▸ REQUIRED ACTION
Your copy should match the records exactly, except that no pictures appear in it.

▸ DATASET CONTENT
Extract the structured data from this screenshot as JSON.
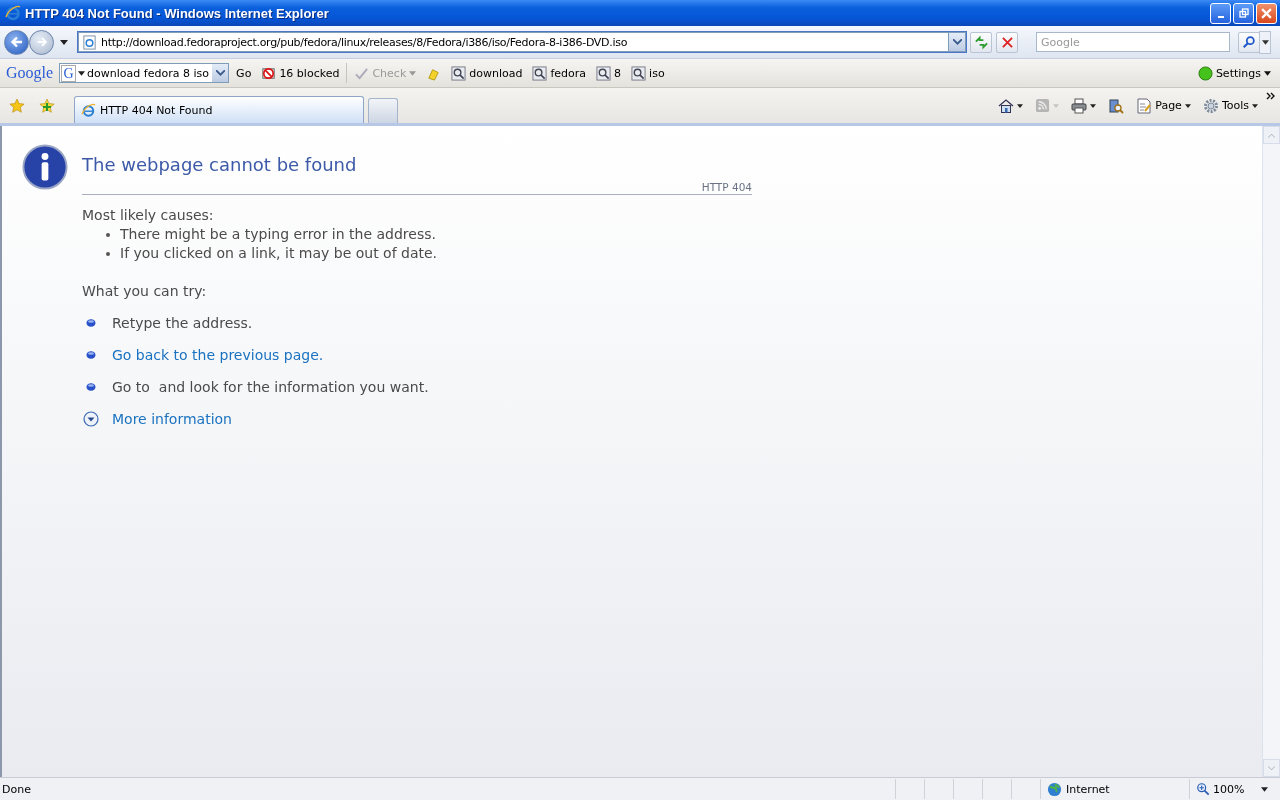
{
  "window": {
    "title": "HTTP 404 Not Found - Windows Internet Explorer"
  },
  "navigation": {
    "address": "http://download.fedoraproject.org/pub/fedora/linux/releases/8/Fedora/i386/iso/Fedora-8-i386-DVD.iso",
    "search_placeholder": "Google"
  },
  "google_toolbar": {
    "logo": "Google",
    "engine_icon": "G",
    "query": "download fedora 8 iso",
    "go": "Go",
    "popups": "16 blocked",
    "check": "Check",
    "search_terms": [
      "download",
      "fedora",
      "8",
      "iso"
    ],
    "settings": "Settings"
  },
  "tabs": [
    {
      "label": "HTTP 404 Not Found",
      "selected": true
    }
  ],
  "command_bar": {
    "page": "Page",
    "tools": "Tools"
  },
  "content": {
    "heading": "The webpage cannot be found",
    "code": "HTTP 404",
    "causes_title": "Most likely causes:",
    "causes": [
      "There might be a typing error in the address.",
      "If you clicked on a link, it may be out of date."
    ],
    "try_title": "What you can try:",
    "try": [
      {
        "kind": "text",
        "text": "Retype the address."
      },
      {
        "kind": "link",
        "text": "Go back to the previous page."
      },
      {
        "kind": "text",
        "text": "Go to  and look for the information you want."
      }
    ],
    "more_info": "More information"
  },
  "status_bar": {
    "status": "Done",
    "zone": "Internet",
    "zoom": "100%"
  }
}
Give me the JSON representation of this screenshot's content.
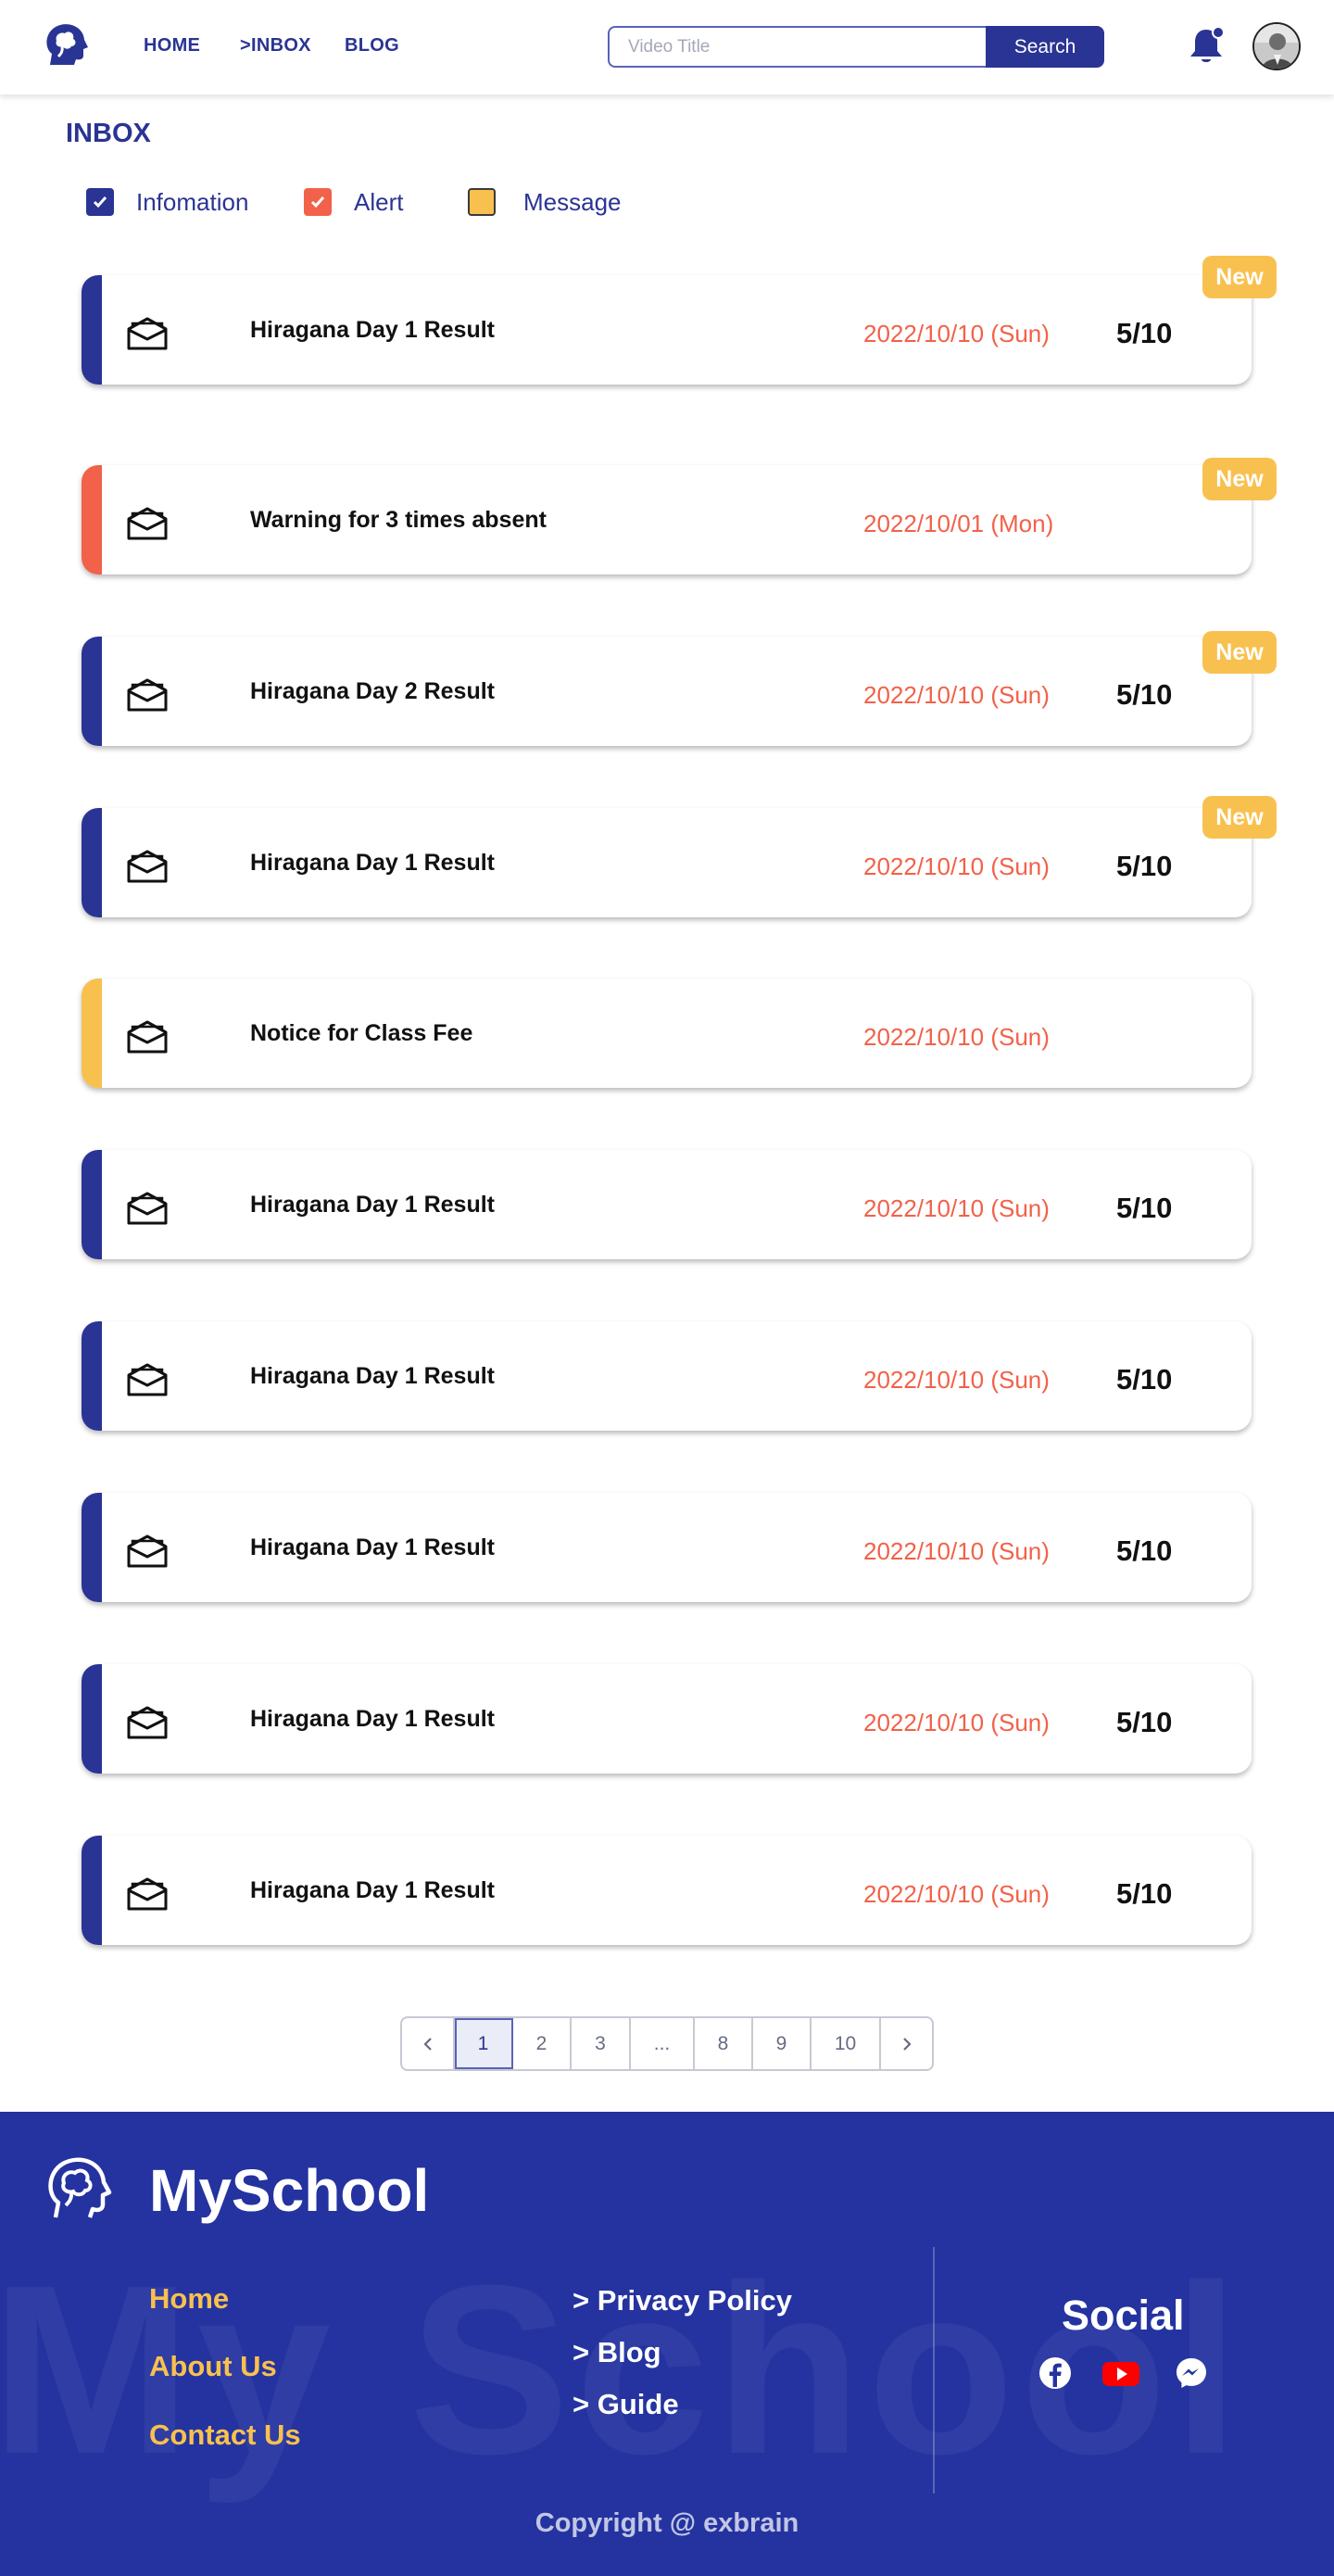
{
  "header": {
    "nav": [
      "HOME",
      ">INBOX",
      "BLOG"
    ],
    "search": {
      "placeholder": "Video Title",
      "button_label": "Search"
    }
  },
  "inbox": {
    "title": "INBOX",
    "filters": [
      {
        "label": "Infomation",
        "checked": true,
        "color": "#2a3494"
      },
      {
        "label": "Alert",
        "checked": true,
        "color": "#f26149"
      },
      {
        "label": "Message",
        "checked": false,
        "color": "#f8c14f"
      }
    ],
    "items": [
      {
        "title": "Hiragana Day 1 Result",
        "date": "2022/10/10 (Sun)",
        "score": "5/10",
        "category": "information",
        "is_new": true,
        "badge": "New"
      },
      {
        "title": "Warning  for 3 times absent",
        "date": "2022/10/01 (Mon)",
        "score": "",
        "category": "alert",
        "is_new": true,
        "badge": "New"
      },
      {
        "title": "Hiragana Day 2 Result",
        "date": "2022/10/10 (Sun)",
        "score": "5/10",
        "category": "information",
        "is_new": true,
        "badge": "New"
      },
      {
        "title": "Hiragana Day 1 Result",
        "date": "2022/10/10 (Sun)",
        "score": "5/10",
        "category": "information",
        "is_new": true,
        "badge": "New"
      },
      {
        "title": "Notice for Class Fee",
        "date": "2022/10/10 (Sun)",
        "score": "",
        "category": "message",
        "is_new": false,
        "badge": ""
      },
      {
        "title": "Hiragana Day 1 Result",
        "date": "2022/10/10 (Sun)",
        "score": "5/10",
        "category": "information",
        "is_new": false,
        "badge": ""
      },
      {
        "title": "Hiragana Day 1 Result",
        "date": "2022/10/10 (Sun)",
        "score": "5/10",
        "category": "information",
        "is_new": false,
        "badge": ""
      },
      {
        "title": "Hiragana Day 1 Result",
        "date": "2022/10/10 (Sun)",
        "score": "5/10",
        "category": "information",
        "is_new": false,
        "badge": ""
      },
      {
        "title": "Hiragana Day 1 Result",
        "date": "2022/10/10 (Sun)",
        "score": "5/10",
        "category": "information",
        "is_new": false,
        "badge": ""
      },
      {
        "title": "Hiragana Day 1 Result",
        "date": "2022/10/10 (Sun)",
        "score": "5/10",
        "category": "information",
        "is_new": false,
        "badge": ""
      }
    ],
    "category_colors": {
      "information": "#2a3494",
      "alert": "#f26149",
      "message": "#f8c14f"
    }
  },
  "pagination": {
    "prev_icon": "chevron-left-icon",
    "next_icon": "chevron-right-icon",
    "pages": [
      "1",
      "2",
      "3",
      "...",
      "8",
      "9",
      "10"
    ],
    "current": "1"
  },
  "footer": {
    "brand": "MySchool",
    "watermark": "My School",
    "links_left": [
      "Home",
      "About Us",
      "Contact Us"
    ],
    "links_right": [
      "> Privacy Policy",
      "> Blog",
      "> Guide"
    ],
    "social_title": "Social",
    "social_icons": [
      "facebook-icon",
      "youtube-icon",
      "messenger-icon"
    ],
    "copyright": "Copyright @ exbrain"
  },
  "colors": {
    "primary": "#2a3494",
    "accent_red": "#f26149",
    "accent_yellow": "#f8c14f",
    "footer_bg": "#2433a0"
  }
}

▸ SOLUTION FOR THIS EXERCISE
Extract the structured data from this screenshot as JSON.
{
  "window": {
    "title": "HTTP 404 Not Found - Windows Internet Explorer"
  },
  "navigation": {
    "address": "http://download.fedoraproject.org/pub/fedora/linux/releases/8/Fedora/i386/iso/Fedora-8-i386-DVD.iso",
    "search_placeholder": "Google"
  },
  "google_toolbar": {
    "logo": "Google",
    "engine_icon": "G",
    "query": "download fedora 8 iso",
    "go": "Go",
    "popups": "16 blocked",
    "check": "Check",
    "search_terms": [
      "download",
      "fedora",
      "8",
      "iso"
    ],
    "settings": "Settings"
  },
  "tabs": [
    {
      "label": "HTTP 404 Not Found",
      "selected": true
    }
  ],
  "command_bar": {
    "page": "Page",
    "tools": "Tools"
  },
  "content": {
    "heading": "The webpage cannot be found",
    "code": "HTTP 404",
    "causes_title": "Most likely causes:",
    "causes": [
      "There might be a typing error in the address.",
      "If you clicked on a link, it may be out of date."
    ],
    "try_title": "What you can try:",
    "try": [
      {
        "kind": "text",
        "text": "Retype the address."
      },
      {
        "kind": "link",
        "text": "Go back to the previous page."
      },
      {
        "kind": "text",
        "text": "Go to  and look for the information you want."
      }
    ],
    "more_info": "More information"
  },
  "status_bar": {
    "status": "Done",
    "zone": "Internet",
    "zoom": "100%"
  }
}
Give me the JSON representation of this screenshot's content.
{
  "header": {
    "nav": [
      "HOME",
      ">INBOX",
      "BLOG"
    ],
    "search": {
      "placeholder": "Video Title",
      "button_label": "Search"
    }
  },
  "inbox": {
    "title": "INBOX",
    "filters": [
      {
        "label": "Infomation",
        "checked": true,
        "color": "#2a3494"
      },
      {
        "label": "Alert",
        "checked": true,
        "color": "#f26149"
      },
      {
        "label": "Message",
        "checked": false,
        "color": "#f8c14f"
      }
    ],
    "items": [
      {
        "title": "Hiragana Day 1 Result",
        "date": "2022/10/10 (Sun)",
        "score": "5/10",
        "category": "information",
        "is_new": true,
        "badge": "New"
      },
      {
        "title": "Warning  for 3 times absent",
        "date": "2022/10/01 (Mon)",
        "score": "",
        "category": "alert",
        "is_new": true,
        "badge": "New"
      },
      {
        "title": "Hiragana Day 2 Result",
        "date": "2022/10/10 (Sun)",
        "score": "5/10",
        "category": "information",
        "is_new": true,
        "badge": "New"
      },
      {
        "title": "Hiragana Day 1 Result",
        "date": "2022/10/10 (Sun)",
        "score": "5/10",
        "category": "information",
        "is_new": true,
        "badge": "New"
      },
      {
        "title": "Notice for Class Fee",
        "date": "2022/10/10 (Sun)",
        "score": "",
        "category": "message",
        "is_new": false,
        "badge": ""
      },
      {
        "title": "Hiragana Day 1 Result",
        "date": "2022/10/10 (Sun)",
        "score": "5/10",
        "category": "information",
        "is_new": false,
        "badge": ""
      },
      {
        "title": "Hiragana Day 1 Result",
        "date": "2022/10/10 (Sun)",
        "score": "5/10",
        "category": "information",
        "is_new": false,
        "badge": ""
      },
      {
        "title": "Hiragana Day 1 Result",
        "date": "2022/10/10 (Sun)",
        "score": "5/10",
        "category": "information",
        "is_new": false,
        "badge": ""
      },
      {
        "title": "Hiragana Day 1 Result",
        "date": "2022/10/10 (Sun)",
        "score": "5/10",
        "category": "information",
        "is_new": false,
        "badge": ""
      },
      {
        "title": "Hiragana Day 1 Result",
        "date": "2022/10/10 (Sun)",
        "score": "5/10",
        "category": "information",
        "is_new": false,
        "badge": ""
      }
    ],
    "category_colors": {
      "information": "#2a3494",
      "alert": "#f26149",
      "message": "#f8c14f"
    }
  },
  "pagination": {
    "prev_icon": "chevron-left-icon",
    "next_icon": "chevron-right-icon",
    "pages": [
      "1",
      "2",
      "3",
      "...",
      "8",
      "9",
      "10"
    ],
    "current": "1"
  },
  "footer": {
    "brand": "MySchool",
    "watermark": "My School",
    "links_left": [
      "Home",
      "About Us",
      "Contact Us"
    ],
    "links_right": [
      "> Privacy Policy",
      "> Blog",
      "> Guide"
    ],
    "social_title": "Social",
    "social_icons": [
      "facebook-icon",
      "youtube-icon",
      "messenger-icon"
    ],
    "copyright": "Copyright @ exbrain"
  },
  "colors": {
    "primary": "#2a3494",
    "accent_red": "#f26149",
    "accent_yellow": "#f8c14f",
    "footer_bg": "#2433a0"
  }
}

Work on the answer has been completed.